[What is needed]: Look at every line below and count those containing "false". Answer with the number only.

[Records provided Boundary: Start]

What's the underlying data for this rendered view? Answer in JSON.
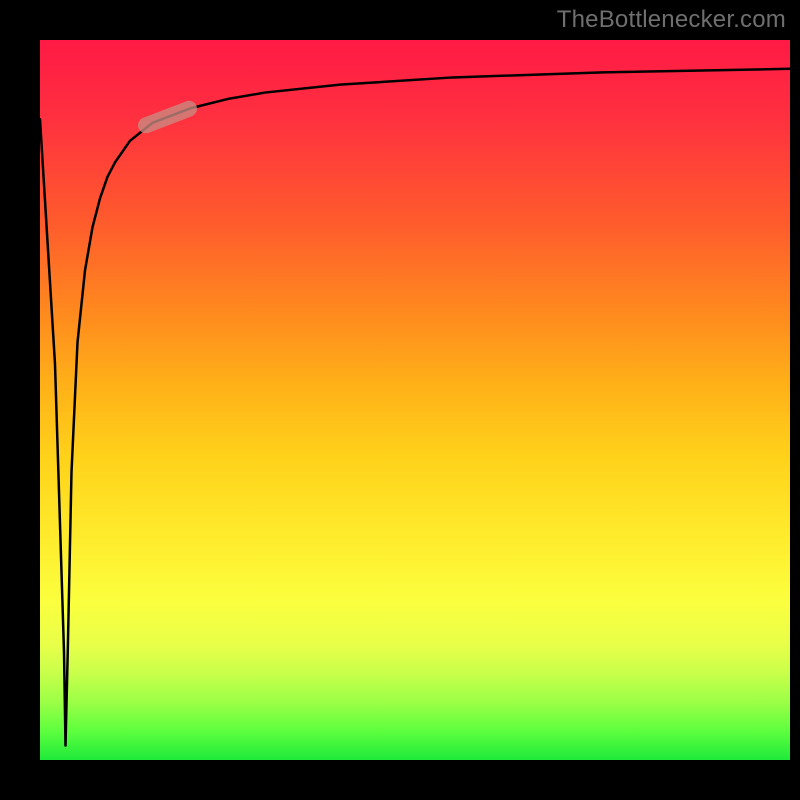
{
  "brand": {
    "watermark_text": "TheBottlenecker.com"
  },
  "chart_data": {
    "type": "line",
    "title": "",
    "xlabel": "",
    "ylabel": "",
    "xlim": [
      0,
      100
    ],
    "ylim": [
      0,
      100
    ],
    "legend": false,
    "grid": false,
    "background": "vertical-gradient:red-orange-yellow-green",
    "axes_visible": false,
    "series": [
      {
        "name": "bottleneck-curve",
        "color": "#000000",
        "x": [
          0.0,
          2.0,
          3.2,
          3.4,
          3.7,
          4.2,
          5.0,
          6.0,
          7.0,
          8.0,
          9.0,
          10.0,
          12.0,
          15.0,
          20.0,
          25.0,
          30.0,
          40.0,
          55.0,
          75.0,
          100.0
        ],
        "y": [
          89.0,
          55.0,
          15.0,
          2.0,
          15.0,
          40.0,
          58.0,
          68.0,
          74.0,
          78.0,
          81.0,
          83.0,
          86.0,
          88.5,
          90.5,
          91.8,
          92.7,
          93.8,
          94.8,
          95.5,
          96.0
        ]
      }
    ],
    "marker": {
      "description": "highlight capsule on curve",
      "approx_x": 17.0,
      "approx_y": 89.6,
      "color": "#c98b82",
      "opacity": 0.78
    }
  }
}
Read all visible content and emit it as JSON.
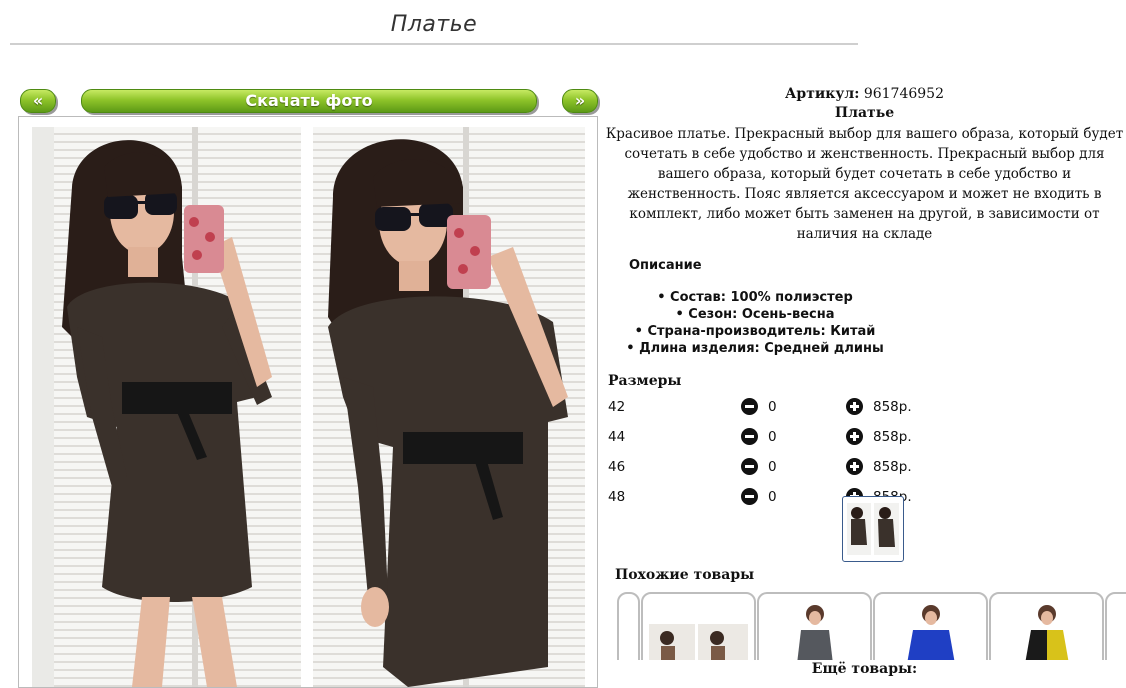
{
  "page": {
    "title": "Платье"
  },
  "nav": {
    "prev_label": "«",
    "download_label": "Скачать фото",
    "next_label": "»"
  },
  "product": {
    "article_label": "Артикул:",
    "article_value": "961746952",
    "name": "Платье",
    "description": "Красивое платье. Прекрасный выбор для вашего образа, который будет сочетать в себе удобство и женственность. Прекрасный выбор для вашего образа, который будет сочетать в себе удобство и женственность. Пояс является аксессуаром и может не входить в комплект, либо может быть заменен на другой, в зависимости от наличия на складе",
    "description_heading": "Описание",
    "properties": [
      "Состав: 100% полиэстер",
      "Сезон: Осень-весна",
      "Страна-производитель: Китай",
      "Длина изделия: Средней длины"
    ]
  },
  "sizes": {
    "heading": "Размеры",
    "rows": [
      {
        "size": "42",
        "qty": "0",
        "price": "858р."
      },
      {
        "size": "44",
        "qty": "0",
        "price": "858р."
      },
      {
        "size": "46",
        "qty": "0",
        "price": "858р."
      },
      {
        "size": "48",
        "qty": "0",
        "price": "858р."
      }
    ]
  },
  "similar": {
    "heading": "Похожие товары"
  },
  "more": {
    "heading": "Ещё товары:"
  },
  "colors": {
    "button_green": "#8fc42a",
    "dress": "#3a312b",
    "hair": "#2a1d18",
    "skin": "#e5b9a0",
    "shutter": "#f4f4f2"
  },
  "icons": {
    "minus": "minus-circle-icon",
    "plus": "plus-circle-icon"
  }
}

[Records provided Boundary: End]

[Task result]: 3